Copy the data exactly, keeping every line intact.

_INFORMATION_
*** Begin section ***
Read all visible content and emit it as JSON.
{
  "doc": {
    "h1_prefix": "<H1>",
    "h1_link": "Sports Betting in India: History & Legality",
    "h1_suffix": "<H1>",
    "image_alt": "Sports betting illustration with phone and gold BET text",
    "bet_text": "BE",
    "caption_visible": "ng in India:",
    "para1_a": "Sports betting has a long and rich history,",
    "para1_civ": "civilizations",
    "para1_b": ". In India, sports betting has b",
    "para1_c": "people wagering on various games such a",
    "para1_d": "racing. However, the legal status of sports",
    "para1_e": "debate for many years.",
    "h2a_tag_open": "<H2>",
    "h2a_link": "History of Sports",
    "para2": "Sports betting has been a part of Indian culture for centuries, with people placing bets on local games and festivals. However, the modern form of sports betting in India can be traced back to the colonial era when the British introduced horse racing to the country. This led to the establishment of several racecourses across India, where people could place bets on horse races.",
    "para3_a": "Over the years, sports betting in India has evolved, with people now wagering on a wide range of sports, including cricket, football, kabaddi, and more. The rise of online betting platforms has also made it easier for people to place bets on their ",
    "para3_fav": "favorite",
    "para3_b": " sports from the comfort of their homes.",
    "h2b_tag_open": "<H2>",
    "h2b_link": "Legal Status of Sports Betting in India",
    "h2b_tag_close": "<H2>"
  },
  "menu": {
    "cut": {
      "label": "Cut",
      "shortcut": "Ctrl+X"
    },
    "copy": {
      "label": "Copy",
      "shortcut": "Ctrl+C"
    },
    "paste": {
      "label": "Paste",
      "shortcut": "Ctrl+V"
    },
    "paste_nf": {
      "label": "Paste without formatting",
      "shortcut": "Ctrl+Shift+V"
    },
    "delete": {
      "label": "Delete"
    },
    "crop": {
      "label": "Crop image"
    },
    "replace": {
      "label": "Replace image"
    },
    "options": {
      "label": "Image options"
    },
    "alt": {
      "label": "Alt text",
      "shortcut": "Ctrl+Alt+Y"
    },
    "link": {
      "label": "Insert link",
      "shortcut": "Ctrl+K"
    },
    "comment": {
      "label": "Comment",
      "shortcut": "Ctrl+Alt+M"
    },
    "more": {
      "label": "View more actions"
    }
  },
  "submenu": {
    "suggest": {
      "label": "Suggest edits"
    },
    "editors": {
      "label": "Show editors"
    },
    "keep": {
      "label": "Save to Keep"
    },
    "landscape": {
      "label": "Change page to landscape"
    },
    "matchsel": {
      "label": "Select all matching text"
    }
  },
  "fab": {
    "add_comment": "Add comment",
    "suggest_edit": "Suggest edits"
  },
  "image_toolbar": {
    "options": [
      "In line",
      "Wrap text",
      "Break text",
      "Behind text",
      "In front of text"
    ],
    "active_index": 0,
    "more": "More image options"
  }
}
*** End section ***
_SOLUTION FOR THIS TASK_
Read all visible content and emit it as JSON.
{
  "doc": {
    "h1_prefix": "<H1>",
    "h1_link": "Sports Betting in India: History & Legality",
    "h1_suffix": "<H1>",
    "image_alt": "Sports betting illustration with phone and gold BET text",
    "bet_text": "BE",
    "caption_visible": "ng in India:",
    "para1_a": "Sports betting has a long and rich history,",
    "para1_civ": "civilizations",
    "para1_b": ". In India, sports betting has b",
    "para1_c": "people wagering on various games such a",
    "para1_d": "racing. However, the legal status of sports",
    "para1_e": "debate for many years.",
    "h2a_tag_open": "<H2>",
    "h2a_link": "History of Sports",
    "para2": "Sports betting has been a part of Indian culture for centuries, with people placing bets on local games and festivals. However, the modern form of sports betting in India can be traced back to the colonial era when the British introduced horse racing to the country. This led to the establishment of several racecourses across India, where people could place bets on horse races.",
    "para3_a": "Over the years, sports betting in India has evolved, with people now wagering on a wide range of sports, including cricket, football, kabaddi, and more. The rise of online betting platforms has also made it easier for people to place bets on their ",
    "para3_fav": "favorite",
    "para3_b": " sports from the comfort of their homes.",
    "h2b_tag_open": "<H2>",
    "h2b_link": "Legal Status of Sports Betting in India",
    "h2b_tag_close": "<H2>"
  },
  "menu": {
    "cut": {
      "label": "Cut",
      "shortcut": "Ctrl+X"
    },
    "copy": {
      "label": "Copy",
      "shortcut": "Ctrl+C"
    },
    "paste": {
      "label": "Paste",
      "shortcut": "Ctrl+V"
    },
    "paste_nf": {
      "label": "Paste without formatting",
      "shortcut": "Ctrl+Shift+V"
    },
    "delete": {
      "label": "Delete"
    },
    "crop": {
      "label": "Crop image"
    },
    "replace": {
      "label": "Replace image"
    },
    "options": {
      "label": "Image options"
    },
    "alt": {
      "label": "Alt text",
      "shortcut": "Ctrl+Alt+Y"
    },
    "link": {
      "label": "Insert link",
      "shortcut": "Ctrl+K"
    },
    "comment": {
      "label": "Comment",
      "shortcut": "Ctrl+Alt+M"
    },
    "more": {
      "label": "View more actions"
    }
  },
  "submenu": {
    "suggest": {
      "label": "Suggest edits"
    },
    "editors": {
      "label": "Show editors"
    },
    "keep": {
      "label": "Save to Keep"
    },
    "landscape": {
      "label": "Change page to landscape"
    },
    "matchsel": {
      "label": "Select all matching text"
    }
  },
  "fab": {
    "add_comment": "Add comment",
    "suggest_edit": "Suggest edits"
  },
  "image_toolbar": {
    "options": [
      "In line",
      "Wrap text",
      "Break text",
      "Behind text",
      "In front of text"
    ],
    "active_index": 0,
    "more": "More image options"
  }
}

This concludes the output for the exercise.